And a year into negotiations over the U.K.’s departure from the European Union, Mrs. May is struggling to reach a consensus even within her government over the shape of Britain’s future relationship with the bloc. While Mrs. May wants to create a customs union that would soften the economic impact of Brexit on businesses, others who voted to leave the EU oppose her plan.
“When a government is in so much trouble, the opposition should be much further ahead than they are,” said Tim Bale, politics professor at Queen Mary, University of London. He said the public still doesn’t trust Labour to run the country and the economy and there are doubts about the competence of left-wing leader Jeremy Corbyn.
Labour, which revamped itself in the 1990s by reaching out to metropolitan voters, has struggled to retain its traditional working-class voters in postindustrial areas that were once the bedrock of its support. Many voters in these areas supported Brexit and haven’t felt the benefits of Britain’s economic recovery.
With most of the results in Friday, Mrs. May lost council seats in areas including Plymouth in southern England and Trafford in Manchester, but held on to Westminster and Wandsworth, London strongholds that Labour had targeted.
The Conservatives won control of Barnet in north London, a council with a significant Jewish population. Labour has faced long-simmering accusations that it hasn’t adequately addressed anti-Semitism within the party, including harassment of Jewish lawmakers by members of the hard left. The party was once a natural place for the Jewish community in the U.K., but some longtime supporters have said they wouldn’t vote for a party that they consider to be hostile to the Jewish community.
The Conservatives also made gains in pro-Brexit areas including Peterborough and Basildon, where the anti-EU UK Independence Party previously had strong support. Support for UKIP, formerly led by Brexit campaigner Nigel Farage, melted down across the country, with the party having struggled to find a clear direction since the U.K. voted to leave the EU.

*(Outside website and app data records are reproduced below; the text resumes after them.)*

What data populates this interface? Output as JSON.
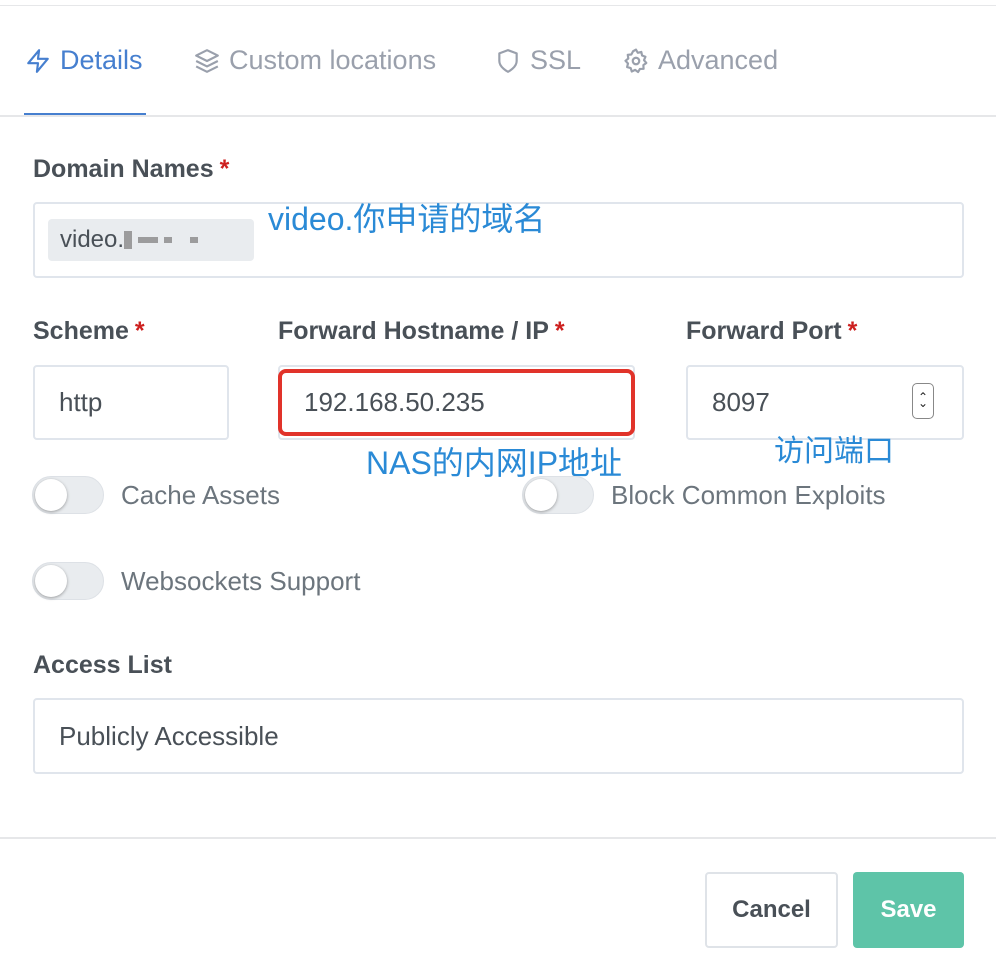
{
  "tabs": [
    {
      "label": "Details",
      "icon": "lightning-icon",
      "active": true
    },
    {
      "label": "Custom locations",
      "icon": "layers-icon",
      "active": false
    },
    {
      "label": "SSL",
      "icon": "shield-icon",
      "active": false
    },
    {
      "label": "Advanced",
      "icon": "gear-icon",
      "active": false
    }
  ],
  "form": {
    "domain_names": {
      "label": "Domain Names",
      "required_mark": "*",
      "tag_value": "video."
    },
    "scheme": {
      "label": "Scheme",
      "required_mark": "*",
      "value": "http"
    },
    "forward_host": {
      "label": "Forward Hostname / IP",
      "required_mark": "*",
      "value": "192.168.50.235"
    },
    "forward_port": {
      "label": "Forward Port",
      "required_mark": "*",
      "value": "8097",
      "stepper_up": "⌃",
      "stepper_down": "⌄"
    },
    "toggles": [
      {
        "label": "Cache Assets",
        "on": false
      },
      {
        "label": "Block Common Exploits",
        "on": false
      },
      {
        "label": "Websockets Support",
        "on": false
      }
    ],
    "access_list": {
      "label": "Access List",
      "value": "Publicly Accessible"
    }
  },
  "annotations": {
    "domain_note": "video.你申请的域名",
    "ip_note": "NAS的内网IP地址",
    "port_note": "访问端口"
  },
  "footer": {
    "cancel_label": "Cancel",
    "save_label": "Save"
  },
  "colors": {
    "accent": "#467fcf",
    "save": "#5ec4a8",
    "required": "#cd201f",
    "highlight": "#e1332a",
    "annotation": "#2a8ad6"
  }
}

The centrist Liberal Democrats, which support staying in the EU, took control of the west London borough of Richmond from the Conservatives and made gains elsewhere, winning support from voters discontented with Mrs. May’s Brexit plans.
Write to Jenny Gross at firstname.lastname@example.org